» **LISTED RECORDS**:
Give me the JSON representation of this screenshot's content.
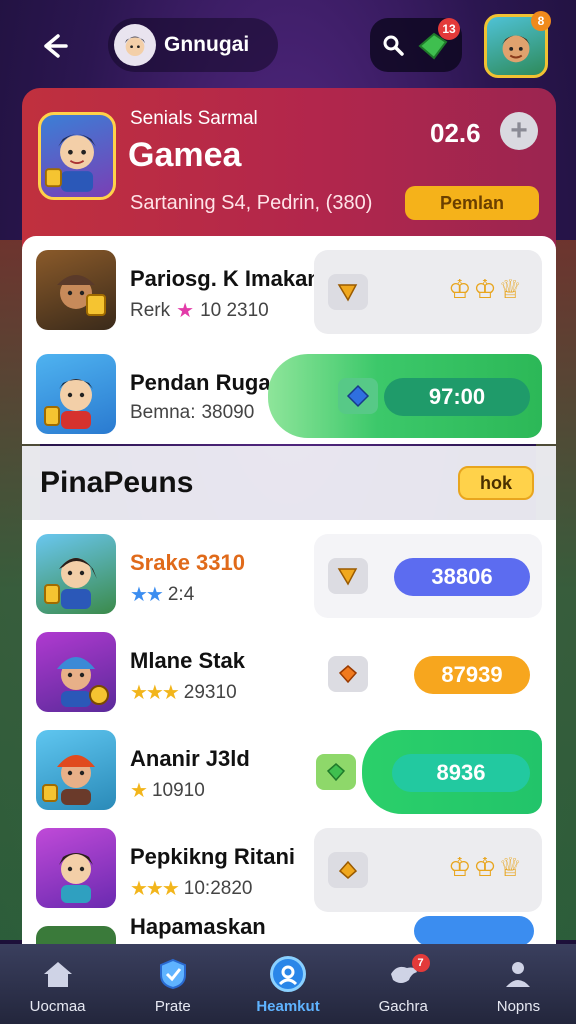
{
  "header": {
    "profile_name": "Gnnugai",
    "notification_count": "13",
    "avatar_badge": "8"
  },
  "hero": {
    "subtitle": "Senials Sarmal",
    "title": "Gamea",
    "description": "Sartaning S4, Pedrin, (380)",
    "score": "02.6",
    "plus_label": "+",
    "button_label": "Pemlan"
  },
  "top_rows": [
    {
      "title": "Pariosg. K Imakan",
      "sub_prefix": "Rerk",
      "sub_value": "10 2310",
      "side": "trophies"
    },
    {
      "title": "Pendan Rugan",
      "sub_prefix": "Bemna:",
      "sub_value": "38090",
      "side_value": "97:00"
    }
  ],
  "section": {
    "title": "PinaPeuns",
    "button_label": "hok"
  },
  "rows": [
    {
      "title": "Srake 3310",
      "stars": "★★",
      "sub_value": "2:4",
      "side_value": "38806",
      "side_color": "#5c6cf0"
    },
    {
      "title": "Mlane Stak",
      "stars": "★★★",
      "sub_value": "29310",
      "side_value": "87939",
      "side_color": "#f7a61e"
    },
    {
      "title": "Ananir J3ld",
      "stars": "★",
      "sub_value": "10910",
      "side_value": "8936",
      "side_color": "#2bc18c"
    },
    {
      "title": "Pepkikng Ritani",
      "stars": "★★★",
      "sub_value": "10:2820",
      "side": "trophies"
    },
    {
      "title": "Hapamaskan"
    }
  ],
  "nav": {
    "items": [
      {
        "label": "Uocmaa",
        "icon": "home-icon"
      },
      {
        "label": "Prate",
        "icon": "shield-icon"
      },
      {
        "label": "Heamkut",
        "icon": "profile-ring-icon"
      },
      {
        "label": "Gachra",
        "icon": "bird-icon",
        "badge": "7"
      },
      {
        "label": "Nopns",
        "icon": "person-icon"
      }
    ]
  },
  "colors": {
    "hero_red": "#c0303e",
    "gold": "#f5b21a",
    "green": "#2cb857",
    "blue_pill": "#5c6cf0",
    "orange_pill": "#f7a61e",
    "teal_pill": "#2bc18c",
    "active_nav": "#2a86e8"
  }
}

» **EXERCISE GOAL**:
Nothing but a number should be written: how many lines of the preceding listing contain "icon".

» **YOUR SOLUTION**:
5